### RECORD EXTRACTS
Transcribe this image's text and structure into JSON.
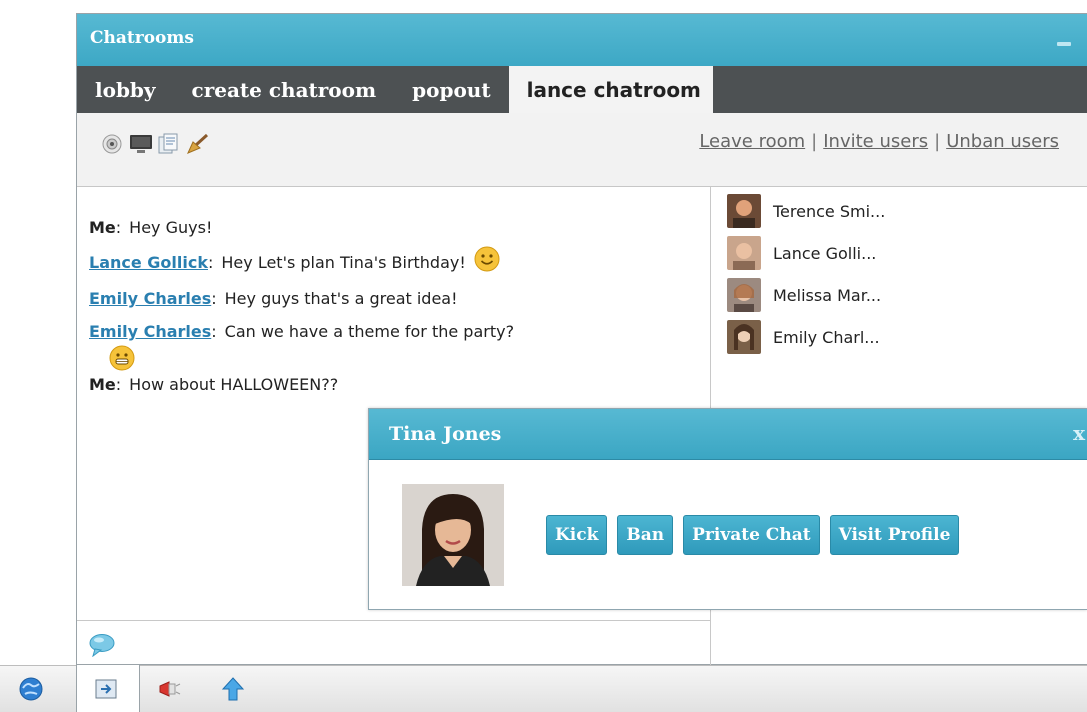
{
  "window": {
    "title": "Chatrooms",
    "tabs": [
      {
        "label": "lobby"
      },
      {
        "label": "create chatroom"
      },
      {
        "label": "popout"
      },
      {
        "label": "lance chatroom"
      }
    ],
    "toolbar": {
      "icons": [
        "webcam-icon",
        "screen-share-icon",
        "whiteboard-icon",
        "clear-broom-icon"
      ],
      "links": {
        "leave": "Leave room",
        "invite": "Invite users",
        "unban": "Unban users",
        "separator": "|"
      }
    },
    "messages": [
      {
        "sender": "Me",
        "text": "Hey Guys!"
      },
      {
        "sender": "Lance Gollick",
        "text": "Hey Let's plan Tina's Birthday!"
      },
      {
        "sender": "Emily Charles",
        "text": "Hey guys that's a great idea!"
      },
      {
        "sender": "Emily Charles",
        "text": "Can we have a theme for the party?"
      },
      {
        "sender": "Me",
        "text": "How about HALLOWEEN??"
      }
    ],
    "colon": ":",
    "users": [
      {
        "name": "Terence Smi..."
      },
      {
        "name": "Lance Golli..."
      },
      {
        "name": "Melissa Mar..."
      },
      {
        "name": "Emily Charl..."
      }
    ]
  },
  "popup": {
    "title": "Tina Jones",
    "close": "x",
    "buttons": {
      "kick": "Kick",
      "ban": "Ban",
      "private_chat": "Private Chat",
      "visit_profile": "Visit Profile"
    }
  },
  "colors": {
    "accent": "#3fa9c6",
    "tab_bar": "#4d5153",
    "link": "#2a7fb0"
  }
}
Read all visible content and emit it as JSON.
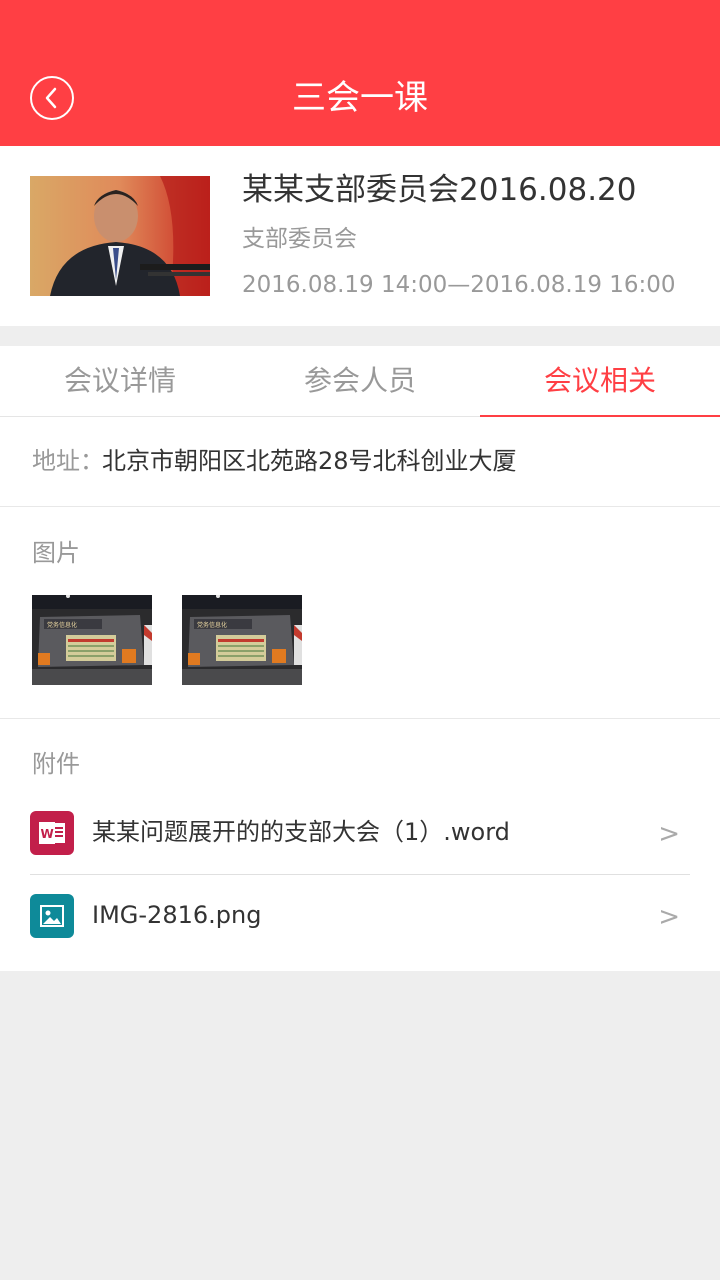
{
  "header": {
    "title": "三会一课",
    "back_icon": "back-arrow-icon"
  },
  "meeting": {
    "title": "某某支部委员会2016.08.20",
    "type": "支部委员会",
    "time": "2016.08.19 14:00—2016.08.19 16:00"
  },
  "tabs": [
    {
      "label": "会议详情",
      "active": false
    },
    {
      "label": "参会人员",
      "active": false
    },
    {
      "label": "会议相关",
      "active": true
    }
  ],
  "address": {
    "label": "地址：",
    "value": "北京市朝阳区北苑路28号北科创业大厦"
  },
  "images": {
    "label": "图片",
    "count": 2
  },
  "attachments": {
    "label": "附件",
    "files": [
      {
        "name": "某某问题展开的的支部大会（1）.word",
        "icon": "word-file-icon",
        "color": "#c21f4a"
      },
      {
        "name": "IMG-2816.png",
        "icon": "image-file-icon",
        "color": "#0e8a99"
      }
    ],
    "chevron": ">"
  },
  "colors": {
    "accent": "#ff3f44",
    "background": "#eeeeee"
  }
}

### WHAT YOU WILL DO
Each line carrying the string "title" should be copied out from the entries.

### RESULT
    "title": "Chatrooms",
    "title": "Tina Jones",
    "title": "三会一课",
    "title": "某某支部委员会2016.08.20",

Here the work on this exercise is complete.